Excerpts from a dataset
◆ ◆ ◆
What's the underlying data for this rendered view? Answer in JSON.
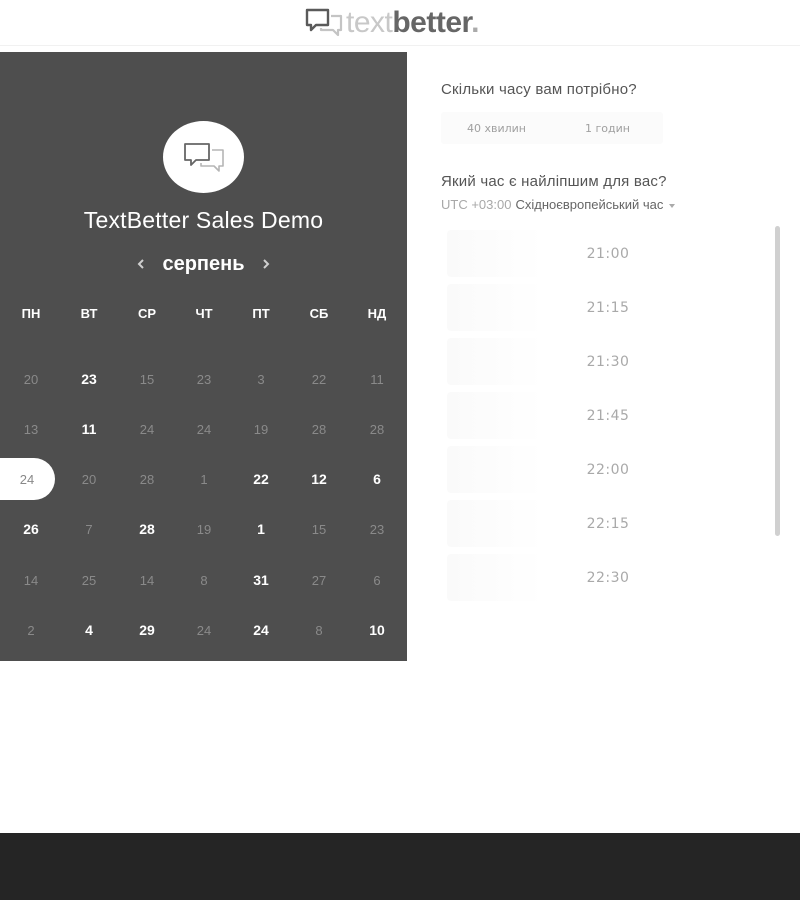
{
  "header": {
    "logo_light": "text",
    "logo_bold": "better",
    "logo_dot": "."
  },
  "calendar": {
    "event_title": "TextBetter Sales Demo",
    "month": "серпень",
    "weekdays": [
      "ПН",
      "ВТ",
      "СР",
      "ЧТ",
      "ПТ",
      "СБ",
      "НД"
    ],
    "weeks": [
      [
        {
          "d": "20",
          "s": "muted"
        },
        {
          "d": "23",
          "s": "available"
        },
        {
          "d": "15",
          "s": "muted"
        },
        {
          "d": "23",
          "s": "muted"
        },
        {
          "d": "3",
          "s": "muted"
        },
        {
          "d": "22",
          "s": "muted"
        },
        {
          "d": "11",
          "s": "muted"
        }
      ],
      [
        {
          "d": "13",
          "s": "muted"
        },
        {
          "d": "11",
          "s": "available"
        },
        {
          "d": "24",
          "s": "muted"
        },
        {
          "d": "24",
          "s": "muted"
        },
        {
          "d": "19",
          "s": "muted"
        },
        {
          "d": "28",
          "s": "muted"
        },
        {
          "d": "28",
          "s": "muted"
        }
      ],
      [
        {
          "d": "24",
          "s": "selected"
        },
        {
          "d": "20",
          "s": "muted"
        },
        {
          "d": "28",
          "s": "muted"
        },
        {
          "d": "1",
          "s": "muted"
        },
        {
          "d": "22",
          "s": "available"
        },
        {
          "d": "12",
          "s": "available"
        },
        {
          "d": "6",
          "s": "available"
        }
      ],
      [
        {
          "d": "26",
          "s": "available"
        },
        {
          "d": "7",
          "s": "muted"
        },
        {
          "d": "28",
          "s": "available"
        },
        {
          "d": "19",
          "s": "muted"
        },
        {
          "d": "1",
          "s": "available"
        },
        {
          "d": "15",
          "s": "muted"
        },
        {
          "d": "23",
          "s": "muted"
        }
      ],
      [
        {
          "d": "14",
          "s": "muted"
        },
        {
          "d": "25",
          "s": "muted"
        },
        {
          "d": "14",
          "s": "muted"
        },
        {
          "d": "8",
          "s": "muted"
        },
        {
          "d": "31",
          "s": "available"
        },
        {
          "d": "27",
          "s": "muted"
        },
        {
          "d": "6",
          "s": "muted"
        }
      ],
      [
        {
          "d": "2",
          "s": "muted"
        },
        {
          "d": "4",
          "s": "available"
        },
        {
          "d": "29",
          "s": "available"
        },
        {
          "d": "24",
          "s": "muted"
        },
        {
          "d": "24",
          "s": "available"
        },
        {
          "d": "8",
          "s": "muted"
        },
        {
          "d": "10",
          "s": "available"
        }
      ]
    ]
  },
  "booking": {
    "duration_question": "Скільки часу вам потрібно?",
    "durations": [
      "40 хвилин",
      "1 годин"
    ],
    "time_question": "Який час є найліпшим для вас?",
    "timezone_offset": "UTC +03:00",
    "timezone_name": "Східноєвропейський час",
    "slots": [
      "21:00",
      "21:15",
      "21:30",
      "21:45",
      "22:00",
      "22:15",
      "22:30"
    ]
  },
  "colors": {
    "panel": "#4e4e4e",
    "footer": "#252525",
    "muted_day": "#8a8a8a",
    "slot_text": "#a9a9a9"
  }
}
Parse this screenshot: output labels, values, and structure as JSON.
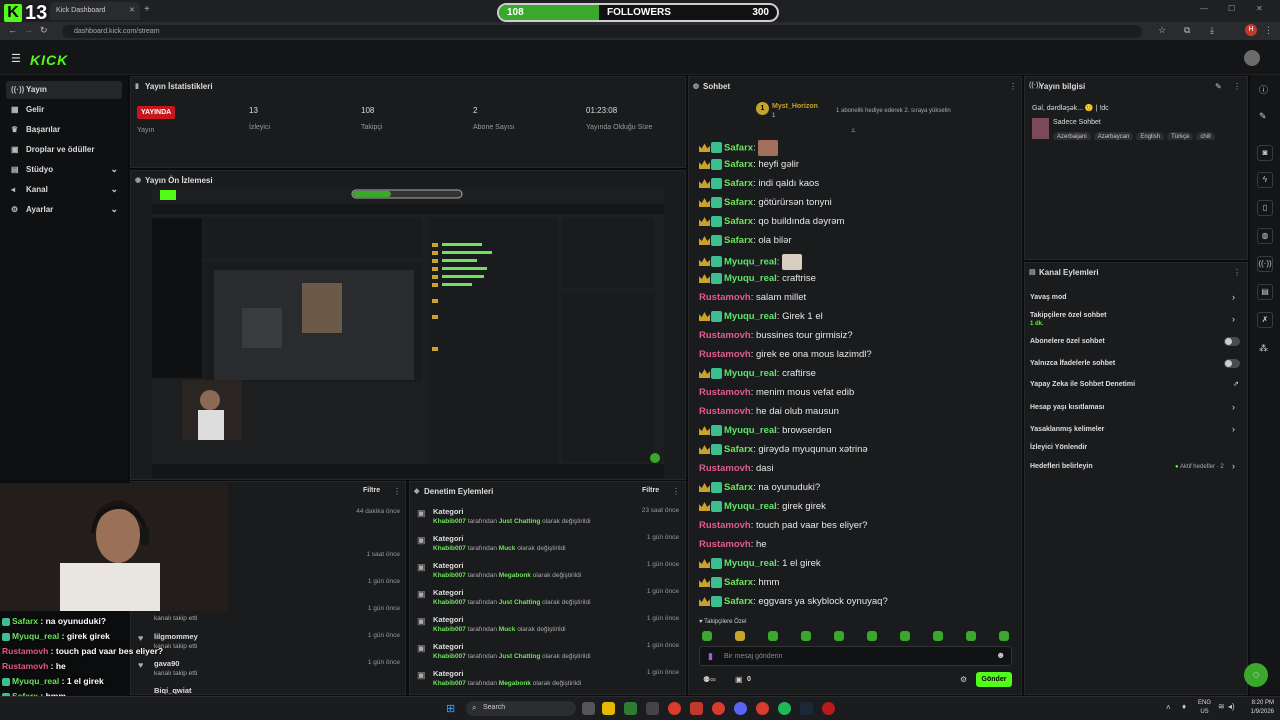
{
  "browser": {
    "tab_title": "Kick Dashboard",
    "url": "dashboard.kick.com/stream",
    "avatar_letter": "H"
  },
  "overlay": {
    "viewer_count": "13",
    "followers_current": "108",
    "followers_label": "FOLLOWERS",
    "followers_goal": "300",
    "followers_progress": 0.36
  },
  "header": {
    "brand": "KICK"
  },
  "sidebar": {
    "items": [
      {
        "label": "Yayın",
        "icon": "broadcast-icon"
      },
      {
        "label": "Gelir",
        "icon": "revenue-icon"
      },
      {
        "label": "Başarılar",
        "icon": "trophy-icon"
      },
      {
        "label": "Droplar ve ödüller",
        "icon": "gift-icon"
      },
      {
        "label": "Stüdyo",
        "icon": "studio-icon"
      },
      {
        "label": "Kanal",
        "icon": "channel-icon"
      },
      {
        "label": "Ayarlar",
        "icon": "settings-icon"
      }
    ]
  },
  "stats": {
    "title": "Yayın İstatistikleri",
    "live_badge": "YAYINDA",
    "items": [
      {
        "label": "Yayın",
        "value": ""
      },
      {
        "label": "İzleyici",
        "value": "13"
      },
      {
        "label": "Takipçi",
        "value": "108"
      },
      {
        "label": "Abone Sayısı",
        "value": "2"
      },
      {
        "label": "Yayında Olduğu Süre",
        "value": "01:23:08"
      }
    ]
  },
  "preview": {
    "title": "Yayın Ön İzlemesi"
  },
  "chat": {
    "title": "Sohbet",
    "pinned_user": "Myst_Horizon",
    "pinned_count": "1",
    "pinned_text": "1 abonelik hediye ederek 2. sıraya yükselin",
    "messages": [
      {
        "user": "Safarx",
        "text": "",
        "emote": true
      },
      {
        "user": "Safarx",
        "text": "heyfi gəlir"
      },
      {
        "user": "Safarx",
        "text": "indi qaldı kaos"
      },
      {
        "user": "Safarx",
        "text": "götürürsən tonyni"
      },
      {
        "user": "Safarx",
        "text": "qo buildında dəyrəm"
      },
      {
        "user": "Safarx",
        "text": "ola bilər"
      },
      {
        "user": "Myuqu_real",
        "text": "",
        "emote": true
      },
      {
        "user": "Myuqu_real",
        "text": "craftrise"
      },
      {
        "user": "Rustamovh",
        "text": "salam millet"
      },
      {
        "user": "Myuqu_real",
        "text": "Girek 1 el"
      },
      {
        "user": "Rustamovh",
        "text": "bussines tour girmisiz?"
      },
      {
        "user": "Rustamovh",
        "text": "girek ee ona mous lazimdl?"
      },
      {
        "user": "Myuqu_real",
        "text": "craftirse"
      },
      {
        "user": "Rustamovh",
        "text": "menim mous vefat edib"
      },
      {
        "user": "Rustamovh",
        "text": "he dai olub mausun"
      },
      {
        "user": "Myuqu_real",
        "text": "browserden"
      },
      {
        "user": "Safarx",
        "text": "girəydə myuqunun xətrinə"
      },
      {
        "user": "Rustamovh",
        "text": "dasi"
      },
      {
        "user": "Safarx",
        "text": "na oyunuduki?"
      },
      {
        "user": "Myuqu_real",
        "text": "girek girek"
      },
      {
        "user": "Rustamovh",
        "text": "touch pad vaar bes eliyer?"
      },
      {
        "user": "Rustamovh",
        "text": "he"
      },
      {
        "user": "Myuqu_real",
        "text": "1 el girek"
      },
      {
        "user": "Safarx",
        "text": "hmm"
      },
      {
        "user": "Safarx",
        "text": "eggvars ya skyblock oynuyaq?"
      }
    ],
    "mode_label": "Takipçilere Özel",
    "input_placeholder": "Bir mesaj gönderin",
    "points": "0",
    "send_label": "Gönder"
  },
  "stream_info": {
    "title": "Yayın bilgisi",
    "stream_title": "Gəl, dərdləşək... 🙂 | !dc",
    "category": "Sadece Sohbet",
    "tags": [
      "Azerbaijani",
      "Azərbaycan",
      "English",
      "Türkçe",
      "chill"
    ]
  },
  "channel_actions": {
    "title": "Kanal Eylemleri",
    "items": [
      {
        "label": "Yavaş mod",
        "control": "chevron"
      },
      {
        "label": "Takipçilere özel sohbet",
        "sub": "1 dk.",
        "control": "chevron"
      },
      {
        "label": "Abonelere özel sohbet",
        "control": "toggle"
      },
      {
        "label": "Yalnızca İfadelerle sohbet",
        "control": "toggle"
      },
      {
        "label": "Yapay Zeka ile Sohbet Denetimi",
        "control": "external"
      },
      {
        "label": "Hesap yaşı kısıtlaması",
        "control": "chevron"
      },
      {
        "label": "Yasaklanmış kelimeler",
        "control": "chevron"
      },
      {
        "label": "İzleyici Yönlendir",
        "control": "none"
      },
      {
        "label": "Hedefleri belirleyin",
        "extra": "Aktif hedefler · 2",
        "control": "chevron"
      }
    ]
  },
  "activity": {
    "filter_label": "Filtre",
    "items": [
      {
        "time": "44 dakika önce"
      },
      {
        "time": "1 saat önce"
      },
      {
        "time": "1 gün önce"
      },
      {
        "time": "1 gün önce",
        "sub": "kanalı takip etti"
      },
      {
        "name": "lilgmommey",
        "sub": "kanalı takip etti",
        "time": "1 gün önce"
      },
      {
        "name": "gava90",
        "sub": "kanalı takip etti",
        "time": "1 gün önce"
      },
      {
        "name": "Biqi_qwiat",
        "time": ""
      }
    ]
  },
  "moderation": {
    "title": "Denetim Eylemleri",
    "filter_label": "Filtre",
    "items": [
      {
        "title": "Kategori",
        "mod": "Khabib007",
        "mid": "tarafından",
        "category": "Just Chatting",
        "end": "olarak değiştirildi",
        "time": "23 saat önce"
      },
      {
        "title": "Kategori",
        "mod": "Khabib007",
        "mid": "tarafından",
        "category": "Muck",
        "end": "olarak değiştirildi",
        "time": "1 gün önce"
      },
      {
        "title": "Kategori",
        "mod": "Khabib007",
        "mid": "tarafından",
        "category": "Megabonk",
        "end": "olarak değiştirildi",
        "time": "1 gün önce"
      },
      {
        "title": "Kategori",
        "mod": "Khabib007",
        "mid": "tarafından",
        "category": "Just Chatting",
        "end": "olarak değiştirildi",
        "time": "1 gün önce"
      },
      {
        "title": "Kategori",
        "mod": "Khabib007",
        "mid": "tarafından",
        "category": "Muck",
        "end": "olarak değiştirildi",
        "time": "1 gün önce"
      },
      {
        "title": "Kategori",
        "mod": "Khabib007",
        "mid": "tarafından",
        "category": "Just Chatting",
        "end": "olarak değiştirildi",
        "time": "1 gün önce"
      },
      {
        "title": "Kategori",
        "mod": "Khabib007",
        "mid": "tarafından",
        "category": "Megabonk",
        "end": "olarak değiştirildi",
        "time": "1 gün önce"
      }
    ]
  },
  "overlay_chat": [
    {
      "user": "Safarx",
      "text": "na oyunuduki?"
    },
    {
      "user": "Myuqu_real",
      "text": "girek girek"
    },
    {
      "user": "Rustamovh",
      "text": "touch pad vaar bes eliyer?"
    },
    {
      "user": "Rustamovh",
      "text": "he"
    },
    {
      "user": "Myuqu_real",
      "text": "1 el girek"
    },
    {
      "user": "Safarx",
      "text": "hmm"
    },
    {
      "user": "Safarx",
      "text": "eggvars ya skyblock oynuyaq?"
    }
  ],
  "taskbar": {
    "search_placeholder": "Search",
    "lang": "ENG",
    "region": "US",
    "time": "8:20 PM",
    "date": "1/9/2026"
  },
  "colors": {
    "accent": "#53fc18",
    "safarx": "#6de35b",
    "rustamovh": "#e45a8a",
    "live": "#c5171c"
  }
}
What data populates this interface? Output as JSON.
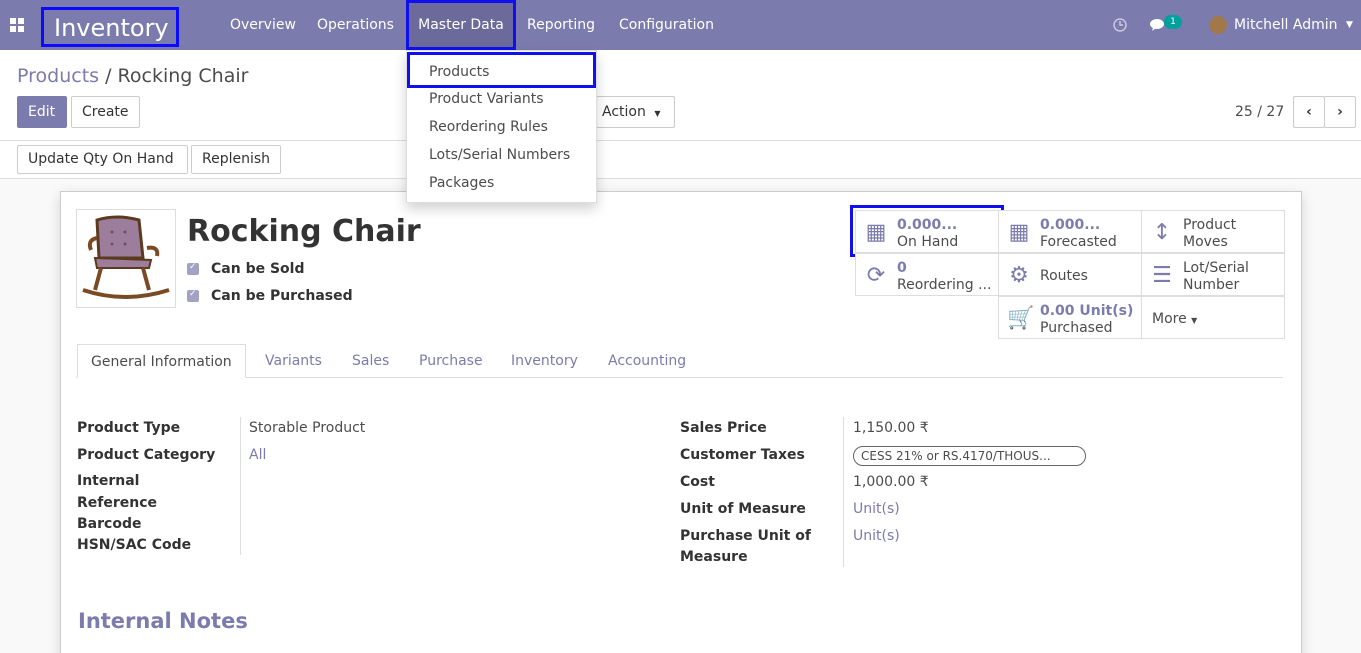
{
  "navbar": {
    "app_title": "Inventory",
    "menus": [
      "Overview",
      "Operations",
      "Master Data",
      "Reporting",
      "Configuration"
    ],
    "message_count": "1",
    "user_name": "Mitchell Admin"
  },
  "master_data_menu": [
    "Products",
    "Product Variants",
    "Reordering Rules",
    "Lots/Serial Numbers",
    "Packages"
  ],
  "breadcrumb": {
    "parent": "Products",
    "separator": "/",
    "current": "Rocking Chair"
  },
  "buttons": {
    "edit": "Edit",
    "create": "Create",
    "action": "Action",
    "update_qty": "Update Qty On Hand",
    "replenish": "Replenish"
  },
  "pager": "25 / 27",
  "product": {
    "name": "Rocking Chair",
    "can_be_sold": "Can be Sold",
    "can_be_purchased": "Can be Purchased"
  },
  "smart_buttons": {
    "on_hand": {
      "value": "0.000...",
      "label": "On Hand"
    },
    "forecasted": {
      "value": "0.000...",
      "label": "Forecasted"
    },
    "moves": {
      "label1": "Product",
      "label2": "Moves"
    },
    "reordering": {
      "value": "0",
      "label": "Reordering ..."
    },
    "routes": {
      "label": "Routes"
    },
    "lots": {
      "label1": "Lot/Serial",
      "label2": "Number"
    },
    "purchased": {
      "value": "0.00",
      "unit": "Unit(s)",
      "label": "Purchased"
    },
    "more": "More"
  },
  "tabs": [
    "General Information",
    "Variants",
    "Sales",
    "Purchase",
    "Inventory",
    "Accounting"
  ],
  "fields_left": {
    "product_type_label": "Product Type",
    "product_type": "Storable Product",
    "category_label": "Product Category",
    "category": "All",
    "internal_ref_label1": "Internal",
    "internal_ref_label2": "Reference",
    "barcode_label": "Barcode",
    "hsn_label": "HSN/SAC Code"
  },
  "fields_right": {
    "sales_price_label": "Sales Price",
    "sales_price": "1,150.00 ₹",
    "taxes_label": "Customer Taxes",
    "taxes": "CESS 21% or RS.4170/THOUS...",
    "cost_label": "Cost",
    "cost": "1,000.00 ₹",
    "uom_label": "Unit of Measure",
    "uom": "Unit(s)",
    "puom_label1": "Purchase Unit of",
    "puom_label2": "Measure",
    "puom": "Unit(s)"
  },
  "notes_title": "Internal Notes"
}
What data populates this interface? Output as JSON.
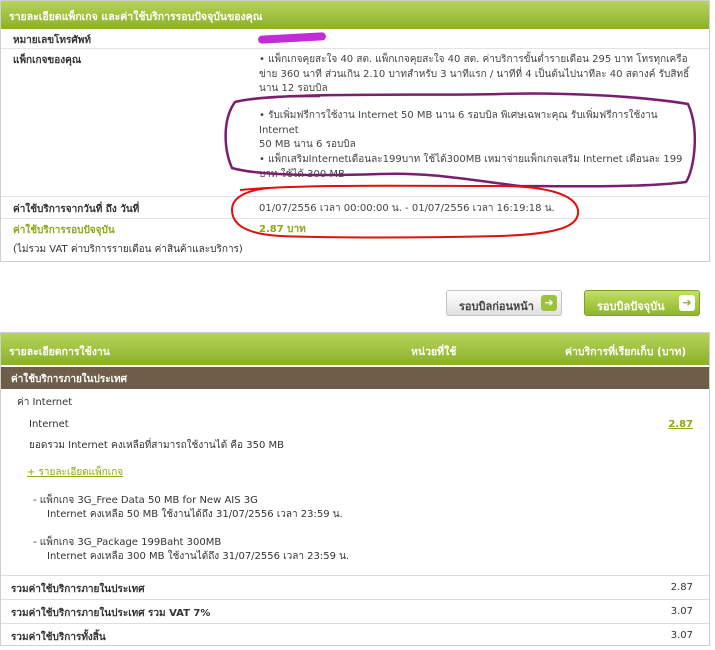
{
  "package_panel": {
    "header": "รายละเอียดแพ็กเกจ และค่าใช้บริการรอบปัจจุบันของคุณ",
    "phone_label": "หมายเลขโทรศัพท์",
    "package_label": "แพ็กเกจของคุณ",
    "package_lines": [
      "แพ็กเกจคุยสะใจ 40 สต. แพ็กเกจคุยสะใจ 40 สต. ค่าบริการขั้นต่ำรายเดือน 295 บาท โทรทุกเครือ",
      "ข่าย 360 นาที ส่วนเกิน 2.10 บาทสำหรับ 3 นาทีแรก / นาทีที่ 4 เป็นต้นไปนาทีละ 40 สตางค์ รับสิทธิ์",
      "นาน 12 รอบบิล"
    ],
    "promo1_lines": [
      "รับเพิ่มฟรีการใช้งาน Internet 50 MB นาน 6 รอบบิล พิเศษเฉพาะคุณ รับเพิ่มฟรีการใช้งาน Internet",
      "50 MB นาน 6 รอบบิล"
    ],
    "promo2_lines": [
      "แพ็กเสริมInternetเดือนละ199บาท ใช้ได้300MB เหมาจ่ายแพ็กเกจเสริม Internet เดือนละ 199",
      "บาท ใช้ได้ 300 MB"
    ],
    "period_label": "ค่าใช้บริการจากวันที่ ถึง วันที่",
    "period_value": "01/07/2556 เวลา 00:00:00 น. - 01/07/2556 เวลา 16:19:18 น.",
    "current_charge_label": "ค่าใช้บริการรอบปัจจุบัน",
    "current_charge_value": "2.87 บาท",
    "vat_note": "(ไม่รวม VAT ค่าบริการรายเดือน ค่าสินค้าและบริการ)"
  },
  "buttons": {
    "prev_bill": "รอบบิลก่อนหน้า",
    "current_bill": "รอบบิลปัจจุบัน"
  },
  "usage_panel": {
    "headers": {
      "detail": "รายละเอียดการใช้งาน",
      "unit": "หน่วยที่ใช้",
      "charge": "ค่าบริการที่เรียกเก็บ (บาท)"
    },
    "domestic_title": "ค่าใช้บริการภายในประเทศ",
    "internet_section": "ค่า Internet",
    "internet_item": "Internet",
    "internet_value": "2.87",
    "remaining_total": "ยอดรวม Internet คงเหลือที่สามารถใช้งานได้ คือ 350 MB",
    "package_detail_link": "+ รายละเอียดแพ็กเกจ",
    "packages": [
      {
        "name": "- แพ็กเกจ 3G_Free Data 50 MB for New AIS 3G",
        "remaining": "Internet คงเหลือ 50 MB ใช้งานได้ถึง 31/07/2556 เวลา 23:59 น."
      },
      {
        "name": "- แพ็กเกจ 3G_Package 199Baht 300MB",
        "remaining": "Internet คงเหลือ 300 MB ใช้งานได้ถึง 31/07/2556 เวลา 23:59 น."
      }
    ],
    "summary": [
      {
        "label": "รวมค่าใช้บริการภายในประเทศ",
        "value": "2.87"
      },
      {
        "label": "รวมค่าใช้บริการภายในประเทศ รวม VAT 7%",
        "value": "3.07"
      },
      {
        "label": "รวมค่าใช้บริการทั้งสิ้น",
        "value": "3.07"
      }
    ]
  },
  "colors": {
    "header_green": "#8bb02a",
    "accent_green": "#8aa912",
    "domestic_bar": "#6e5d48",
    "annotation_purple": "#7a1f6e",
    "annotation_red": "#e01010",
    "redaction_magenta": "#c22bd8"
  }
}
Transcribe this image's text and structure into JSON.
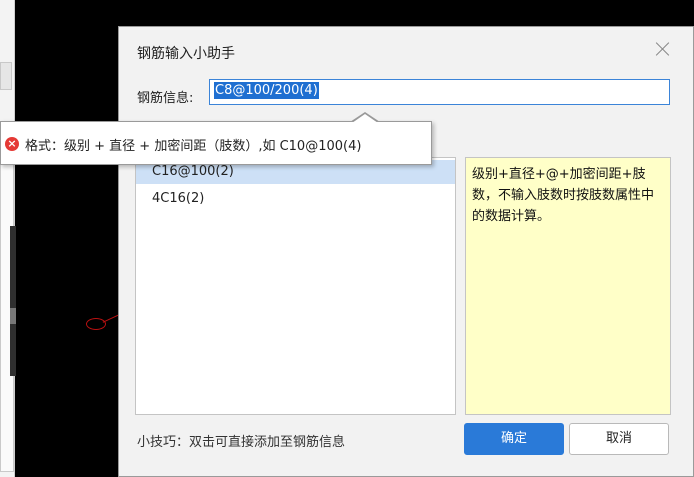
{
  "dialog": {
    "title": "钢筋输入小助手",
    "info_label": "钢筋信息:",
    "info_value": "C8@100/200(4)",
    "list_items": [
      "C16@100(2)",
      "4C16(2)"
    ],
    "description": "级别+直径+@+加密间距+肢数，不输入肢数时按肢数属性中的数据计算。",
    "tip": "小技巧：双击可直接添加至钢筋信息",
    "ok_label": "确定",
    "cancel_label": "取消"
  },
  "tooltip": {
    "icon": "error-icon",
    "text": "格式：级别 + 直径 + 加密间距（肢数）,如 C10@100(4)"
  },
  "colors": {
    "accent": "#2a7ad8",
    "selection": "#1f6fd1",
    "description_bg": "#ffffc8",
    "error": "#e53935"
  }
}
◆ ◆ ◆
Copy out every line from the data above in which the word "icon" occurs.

        "icon": "broadcast-icon"
        "icon": "revenue-icon"
        "icon": "trophy-icon"
        "icon": "gift-icon"
        "icon": "studio-icon"
        "icon": "channel-icon"
        "icon": "settings-icon"
    "icon": "error-icon",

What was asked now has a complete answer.